problems the is problem homosexuality39
ProblemsThe “Is” Problem: Homosexuality
  • “4. It is a lifestyle preference that goes against how human beings are constituted to live.”
    • Maybe, maybe not. Some studies suggest that homosexuality is not a lifestyle preference, but a genetically determined orientation over which a person has little or no control.
    • In this sense, homosexuality may or may not be natural.
problems the is problem40
ProblemsThe “Is” Problem
  • Deciding just what is and what is not in accordance with nature is not always straightforward.
problems three problems41
ProblemsThree Problems
  • Three problems in Natural Law Ethics:
    • 1. The effect of Original Sin and the Fall on our ability to discern God’s plan / design / intentions, both within our sinful selves, and in the fallen creation around us.
    • 2. The “Is” problem. It can be difficult to determine just what is“natural” versus “unnatural.”
    • 3. The “Ought” problem. Presuming we are sure that something is “natural,” how do we then determine it should be the basis for something we ought to do?
      • The problem of bridging the gap between “Is” to “Ought”
problems the ought problem
ProblemsThe “Ought” Problem
  • Suppose you have convinced yourself that a particular action is natural.

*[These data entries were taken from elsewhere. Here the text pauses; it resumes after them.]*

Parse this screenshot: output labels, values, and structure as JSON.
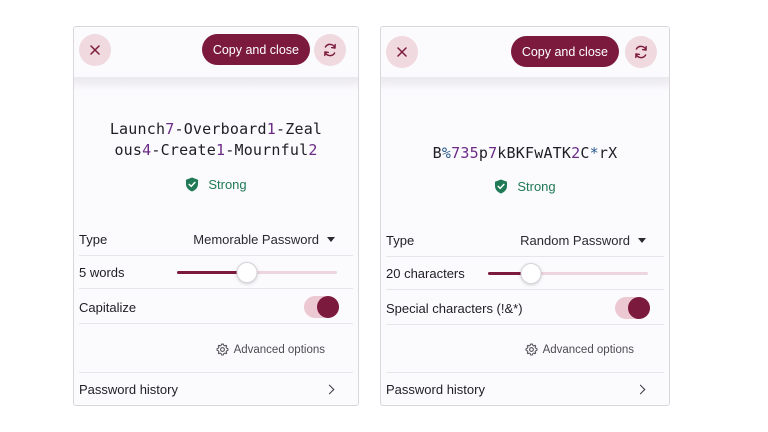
{
  "colors": {
    "accent": "#7b1a3d",
    "accent_light": "#f0d9df",
    "strong_green": "#1f7a55"
  },
  "panels": [
    {
      "copy_label": "Copy and close",
      "password_parts": [
        {
          "t": "Launch"
        },
        {
          "t": "7",
          "k": "d"
        },
        {
          "t": "-"
        },
        {
          "t": "Overboard"
        },
        {
          "t": "1",
          "k": "d"
        },
        {
          "t": "-"
        },
        {
          "t": "Zealous"
        },
        {
          "t": "4",
          "k": "d"
        },
        {
          "t": "-"
        },
        {
          "t": "Create"
        },
        {
          "t": "1",
          "k": "d"
        },
        {
          "t": "-"
        },
        {
          "t": "Mournful"
        },
        {
          "t": "2",
          "k": "d"
        }
      ],
      "strength": "Strong",
      "type_label": "Type",
      "type_value": "Memorable Password",
      "length_label": "5 words",
      "length_fraction": 0.44,
      "option_label": "Capitalize",
      "option_enabled": true,
      "advanced_label": "Advanced options",
      "history_label": "Password history"
    },
    {
      "copy_label": "Copy and close",
      "password_parts": [
        {
          "t": "B"
        },
        {
          "t": "%",
          "k": "s"
        },
        {
          "t": "735",
          "k": "d"
        },
        {
          "t": "p"
        },
        {
          "t": "7",
          "k": "d"
        },
        {
          "t": "kBKFwATK"
        },
        {
          "t": "2",
          "k": "d"
        },
        {
          "t": "C"
        },
        {
          "t": "*",
          "k": "s"
        },
        {
          "t": "rX"
        }
      ],
      "strength": "Strong",
      "type_label": "Type",
      "type_value": "Random Password",
      "length_label": "20 characters",
      "length_fraction": 0.27,
      "option_label": "Special characters (!&*)",
      "option_enabled": true,
      "advanced_label": "Advanced options",
      "history_label": "Password history"
    }
  ]
}
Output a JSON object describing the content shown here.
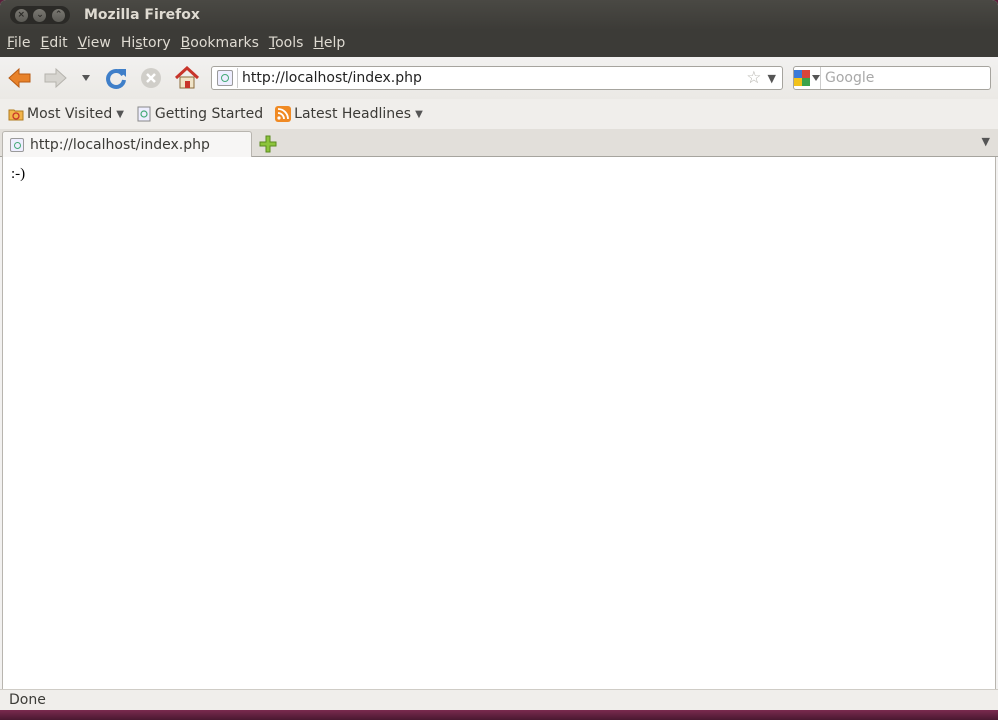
{
  "window": {
    "title": "Mozilla Firefox"
  },
  "menu": [
    {
      "pre": "",
      "u": "F",
      "post": "ile"
    },
    {
      "pre": "",
      "u": "E",
      "post": "dit"
    },
    {
      "pre": "",
      "u": "V",
      "post": "iew"
    },
    {
      "pre": "Hi",
      "u": "s",
      "post": "tory"
    },
    {
      "pre": "",
      "u": "B",
      "post": "ookmarks"
    },
    {
      "pre": "",
      "u": "T",
      "post": "ools"
    },
    {
      "pre": "",
      "u": "H",
      "post": "elp"
    }
  ],
  "navbar": {
    "url": "http://localhost/index.php",
    "search_placeholder": "Google"
  },
  "bookmarks": {
    "most_visited": "Most Visited",
    "getting_started": "Getting Started",
    "latest_headlines": "Latest Headlines"
  },
  "tabs": [
    {
      "label": "http://localhost/index.php"
    }
  ],
  "page": {
    "text": ":-)"
  },
  "status": {
    "text": "Done"
  },
  "colors": {
    "titlebar": "#3c3b37",
    "back_arrow": "#e8822a",
    "reload": "#3f7fc9",
    "home": "#c8342a"
  },
  "icons": {
    "close": "close-icon",
    "minimize": "minimize-icon",
    "maximize": "maximize-icon",
    "back": "back-arrow-icon",
    "forward": "forward-arrow-icon",
    "reload": "reload-icon",
    "stop": "stop-icon",
    "home": "home-icon",
    "bookmark_star": "star-icon",
    "search": "magnifier-icon",
    "rss": "rss-icon",
    "new_tab": "plus-icon"
  }
}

  • If a particular action is “natural” in some sense, by what criteria do we decide if its “naturalness” is a sign we ought to do that action?
    • How do we bridge the gap between “is” and “ought”?
problems the ought problem43
ProblemsThe “Ought” Problem
  • For example, sexual harassment, repeated unwanted sexual attention, is natural, in the sense that it is found in nature among many animals:
    • birds, bees, chimpanzees, sea otters, dung flies, elephant seals, and baboons
  • But no one would argue that because sexual harassment is natural in this sense, human beings oughtto practice sexual harassment.
problems the is and ought problems
ProblemsThe “Is” and “Ought” Problems
  • Even if an action is natural, we still must carefully analyze and assess whether we should leap the gap between “is” and “ought,” and say we ought to be doing that action.
problems summary
ProblemsSummary
  • As with the difficulty of human reason clouded by Original Sin and Fall, proponents of Natural Law Ethics argue that the:
    • “Is” Problem
    • “Ought” Problem

can be overcome, with the grace of God (= inspiration of the Holy Spirit).

  • We may also need to bring in truths from divine revelation to help decide the “is” and “ought” problems.